### Source information
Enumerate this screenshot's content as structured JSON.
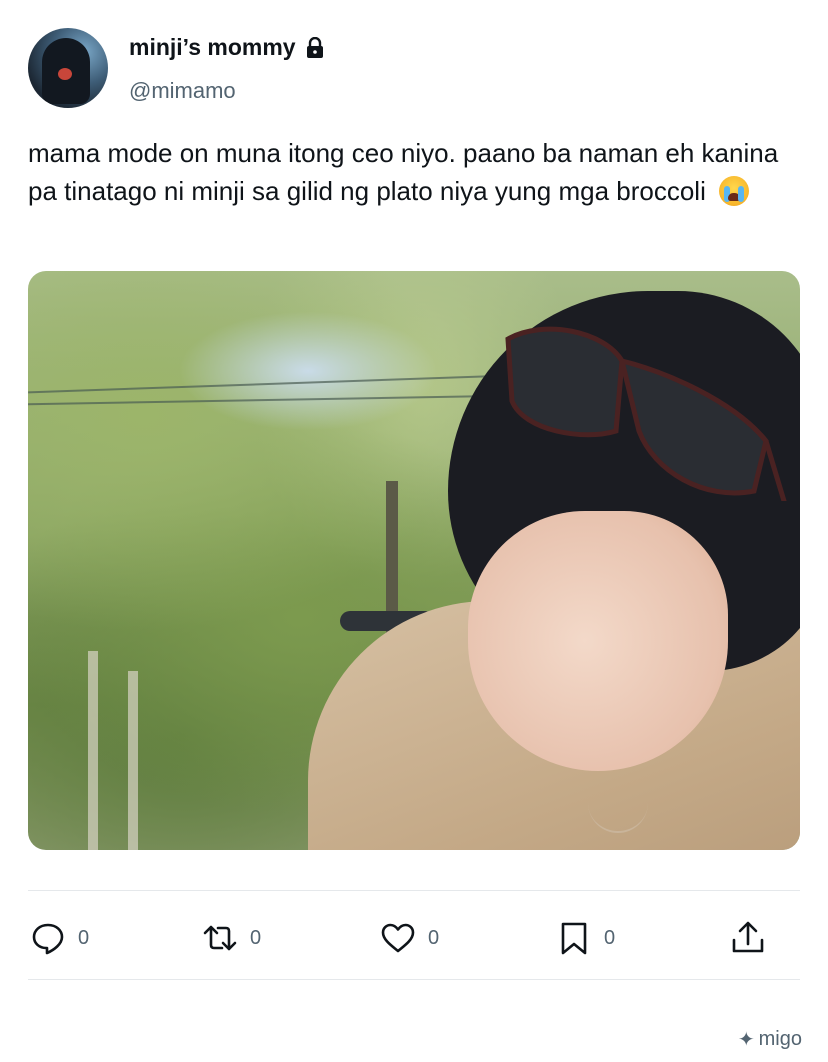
{
  "user": {
    "display_name": "minji’s mommy",
    "handle": "@mimamo"
  },
  "tweet": {
    "text": "mama mode on muna itong ceo niyo. paano ba naman eh kanina pa tinatago ni minji sa gilid ng plato niya yung mga broccoli",
    "emoji": "loudly-crying-face"
  },
  "actions": {
    "reply_count": "0",
    "retweet_count": "0",
    "like_count": "0",
    "bookmark_count": "0"
  },
  "footer": {
    "watermark": "migo"
  },
  "colors": {
    "text": "#0f1419",
    "secondary": "#536471",
    "divider": "#e5e8eb"
  }
}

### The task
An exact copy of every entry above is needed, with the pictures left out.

### Response box
Enumerate this screenshot's content as structured JSON.
{
  "user": {
    "display_name": "minji’s mommy",
    "handle": "@mimamo"
  },
  "tweet": {
    "text": "mama mode on muna itong ceo niyo. paano ba naman eh kanina pa tinatago ni minji sa gilid ng plato niya yung mga broccoli",
    "emoji": "loudly-crying-face"
  },
  "actions": {
    "reply_count": "0",
    "retweet_count": "0",
    "like_count": "0",
    "bookmark_count": "0"
  },
  "footer": {
    "watermark": "migo"
  },
  "colors": {
    "text": "#0f1419",
    "secondary": "#536471",
    "divider": "#e5e8eb"
  }
}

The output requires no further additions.